This week’s photo challenge is to share a photo that depicts your interpretation of “security.”
While there are several interpretations I could have posted for this, I chose the photograph I took when visiting Penang a couple of years ago; scores of lovers have secured their love for each other at Love Lock, Penang Hill. Chief and I didn’t feel the need to do this having been lovingly secured to each other since 1989.
I left Brisbane mid-afternoon last Friday, on time and with a twenty six hour journey ahead of me – The first leg to Singapore a mere 7 hours; a movie, a couple of episodes of Sex and the City, a feed and a fair portion of my book, we touched down in the early evening. I had allowed more transfer time than necessary as it turned out and ended up with a 4 hour stopover.Changi Airport is probably the best airport in the world to have a stopover; an abundance of shops and dining options including an authentic hawker market, a hotel, a health spa and shower facilities. There are gardens, butterflies, orchids, water features, playgrounds and an interactive art trail.
You can even personally recharge your electronic devices using your own pedal power –neat!
If you can’t find your flight details amongst all the code sharing mumbo-jumbo on the departure boards, you can scan your boarding pass at one of the special kiosks to find out your flight details quickly.
My next flight left Changi just after one in the morning and by this time I was in need of a pillow under my head. My flying buddy was Sam, a hipster with a beard (of course). I wondered what would be going on in its undergrowth after the long-haul flight but decided not to dwell on that for too long.
I think I must have slept for a few hour, watched a film, and then another one, and slept some more. The cabin came to life two hours from Heathrow as the cabin crew served up breakfast. I couldn’t help but wonder if Hipster Sam would rather be eating smashed avo on toasted sourdough although he did seem content to be eating the chicken noodles. Soon we started our descent into Heathrow – finally.
The time has come for me to make my trip to the UK for Dad’s investiture at Buckingham Palace. My suitcase is packed – lightly, but I am travelling with an extensive shopping list from Chief. Spending a total of 22 hours in the air is certainly an endurance test but at the same time, a period for reflection. You do feel that your life is in suspension while you’re up there seeing the earth from a different perspective – I like to take stock. I’ll watch a film or six, read my book, eat and drink then TRY to sleep.
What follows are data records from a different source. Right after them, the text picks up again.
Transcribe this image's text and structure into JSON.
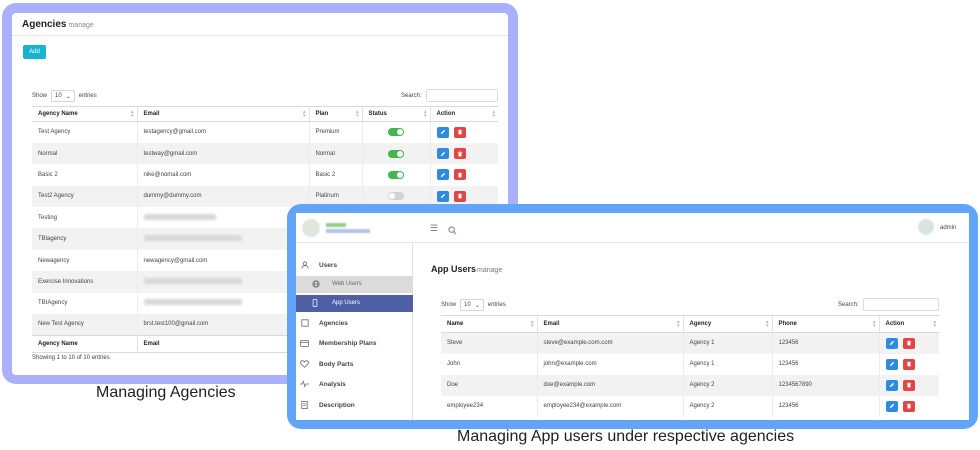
{
  "agencies_panel": {
    "title": "Agencies",
    "subtitle": "manage",
    "add_label": "Add",
    "show_label": "Show",
    "entries_value": "10",
    "entries_label": "entries",
    "search_label": "Search:",
    "columns": [
      "Agency Name",
      "Email",
      "Plan",
      "Status",
      "Action"
    ],
    "rows": [
      {
        "name": "Test Agency",
        "email": "testagency@gmail.com",
        "plan": "Premium",
        "status": "on"
      },
      {
        "name": "Normal",
        "email": "testway@gmail.com",
        "plan": "Normal",
        "status": "on"
      },
      {
        "name": "Basic 2",
        "email": "nike@nomail.com",
        "plan": "Basic 2",
        "status": "on"
      },
      {
        "name": "Test2 Agency",
        "email": "dummy@dummy.com",
        "plan": "Platinum",
        "status": "off"
      },
      {
        "name": "Testing",
        "email": "",
        "plan": "",
        "status": ""
      },
      {
        "name": "TBlagency",
        "email": "",
        "plan": "",
        "status": ""
      },
      {
        "name": "Newagency",
        "email": "newagency@gmail.com",
        "plan": "",
        "status": ""
      },
      {
        "name": "Exercise Innovations",
        "email": "",
        "plan": "",
        "status": ""
      },
      {
        "name": "TBIAgency",
        "email": "",
        "plan": "",
        "status": ""
      },
      {
        "name": "New Test Agency",
        "email": "brst.test100@gmail.com",
        "plan": "",
        "status": ""
      }
    ],
    "footer_columns": [
      "Agency Name",
      "Email"
    ],
    "info": "Showing 1 to 10 of 10 entries",
    "caption": "Managing Agencies"
  },
  "app_users_panel": {
    "user_label": "admin",
    "sidebar": {
      "users": "Users",
      "web_users": "Web Users",
      "app_users": "App Users",
      "agencies": "Agencies",
      "membership_plans": "Membership Plans",
      "body_parts": "Body Parts",
      "analysis": "Analysis",
      "description": "Description"
    },
    "title": "App Users",
    "subtitle": "manage",
    "show_label": "Show",
    "entries_value": "10",
    "entries_label": "entries",
    "search_label": "Search:",
    "columns": [
      "Name",
      "Email",
      "Agency",
      "Phone",
      "Action"
    ],
    "rows": [
      {
        "name": "Steve",
        "email": "steve@example.com.com",
        "agency": "Agency 1",
        "phone": "123456"
      },
      {
        "name": "John",
        "email": "john@example.com",
        "agency": "Agency 1",
        "phone": "123456"
      },
      {
        "name": "Doe",
        "email": "doe@example.com",
        "agency": "Agency 2",
        "phone": "1234567890"
      },
      {
        "name": "employee234",
        "email": "employee234@example.com",
        "agency": "Agency 2",
        "phone": "123456"
      }
    ],
    "caption": "Managing App users under respective agencies"
  },
  "colors": {
    "agencies_frame": "#aab0fb",
    "app_users_frame": "#62a5f8",
    "add_button": "#17b4cf",
    "edit_button": "#2f8be0",
    "delete_button": "#e14545",
    "toggle_on": "#43b44e",
    "sidebar_active": "#4e5fa5"
  }
}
I arrive into Heathrow where it’s a good 20 degrees or so cooler than Brisbane, early Friday morning. It will be a shock to my system but hopefully keep me awake until I reach my final destination. I’ll catch up on the flipside!